If you have not-so-fond memories of the 1970s, you might remember sales of gas-tank locks surging due to theft. They were inexpensive--and gas was not.
The same holds true today, with $4 gas the new reality. And that's why local police departments are issuing advisories about safeguarding your car's precious fuel.
But before you shell out about $15 on a piece of plastic with a key, think it over:
Do you really need a locking gas cap?
If you have a fuel door on your car, wouldn't that be enough of a deterrent? Well, maybe. The serious criminal may just resort to prying the door open with a screwdriver, but on the other hand, gas theft is a crime of opportunity and sometimes a little bit of an obstacle can be observed as a big roadblock.
SUV and truck owners should note that they are prime targets for two reasons. The tanks are larger and the height of the tank above the ground makes it easier to siphon. Even so, sedan owners shouldn't become complacent since some of the thieves use battery-powered pumps.
Are you ready for the inconvenience?
The need to carry and access the key each time you're fueling can be a pain--you must decide whether to provide a key for every driver or to leave the key in the vehicle. Where to keep the key can be troublesome--does it go on an already overpopulated keychain, or somewhere else? Even then, fiddling with a key in the rain or the cold will make you wonder whether it is worth the trouble.
What are the alternatives?
The usual precautions may help you protect your gas better than a locking cap. Park in a well-lit area, and position the car so any lurkers will be exposed to passers-by. Or, you could go radically simple, and simply keep your gas tank less than half full, to limit your losses.
So what do you do if you misplace the key to the locking gas cap?

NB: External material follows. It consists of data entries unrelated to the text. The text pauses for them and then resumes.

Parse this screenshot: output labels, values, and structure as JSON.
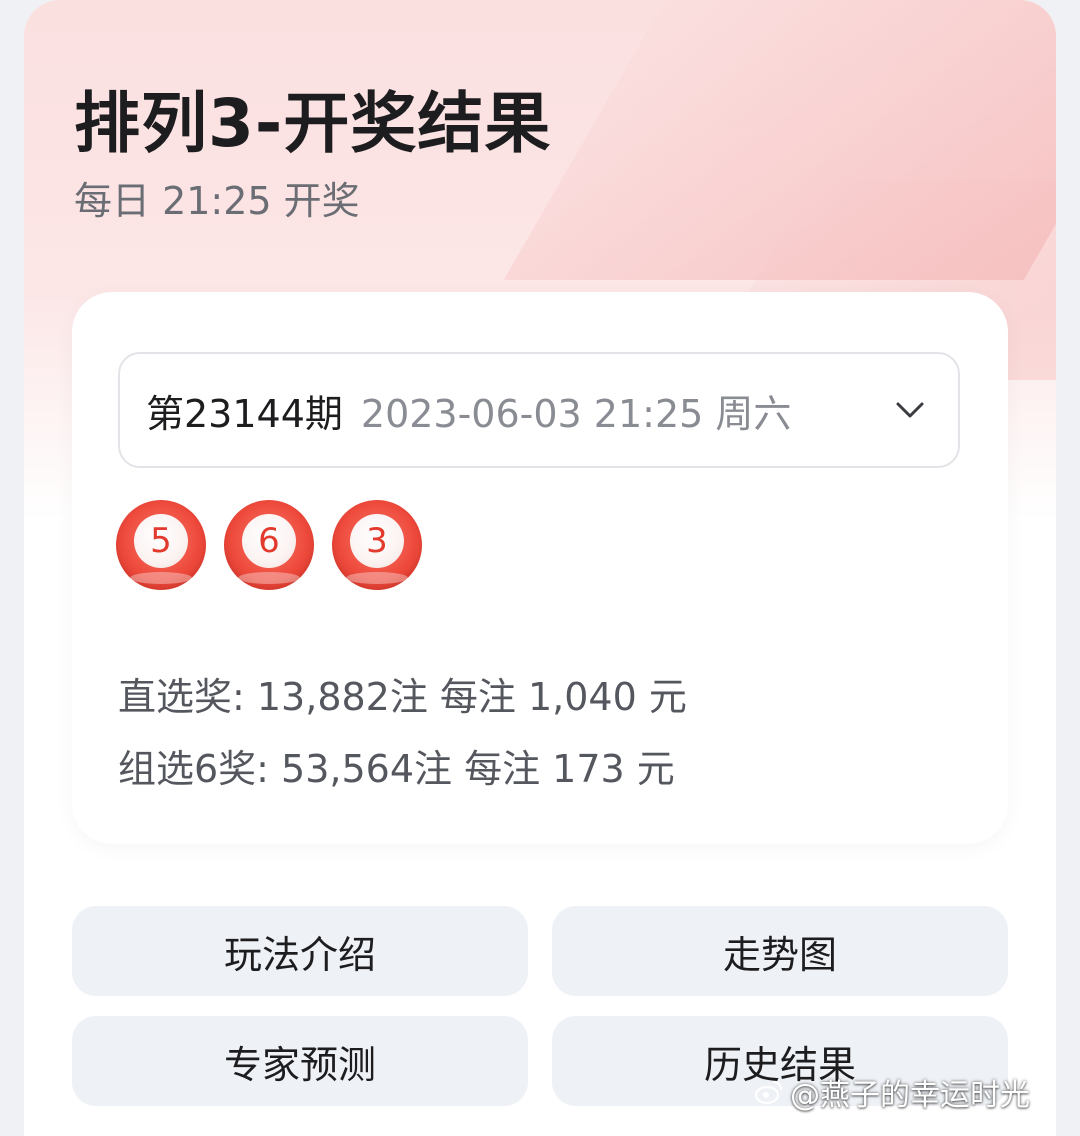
{
  "header": {
    "title": "排列3-开奖结果",
    "subtitle": "每日 21:25 开奖"
  },
  "draw": {
    "issue": "第23144期",
    "datetime": "2023-06-03 21:25 周六",
    "dropdown_icon": "chevron-down-icon",
    "numbers": [
      "5",
      "6",
      "3"
    ],
    "ball_color": "#ee4b3d"
  },
  "prizes": [
    {
      "text": "直选奖: 13,882注 每注 1,040 元"
    },
    {
      "text": "组选6奖: 53,564注 每注 173 元"
    }
  ],
  "actions": {
    "rules": "玩法介绍",
    "trend": "走势图",
    "expert": "专家预测",
    "history": "历史结果"
  },
  "watermark": {
    "text": "@燕子的幸运时光",
    "icon": "weibo-icon"
  },
  "colors": {
    "title": "#1d1d20",
    "subtle_text": "#6b6d74",
    "button_bg": "#eef1f5",
    "hero_tint": "#fbe0e0"
  }
}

You will need a pair of large channel-lock pliers. The jaws on this tool need to open at least 3 to 4 inches. Seasoned repair people call these water pump pliers. Place the jaws around the outer rim of the locking cap and apply pressure against the plastic while moving the pliers' handles counterclockwise. This works well on locking caps made of plastic. If you are dealing with a chrome-plated metal cap, you can try the same technique but you are probably going to destroy the cap in the process, which actually might happen on the plastic cap as well.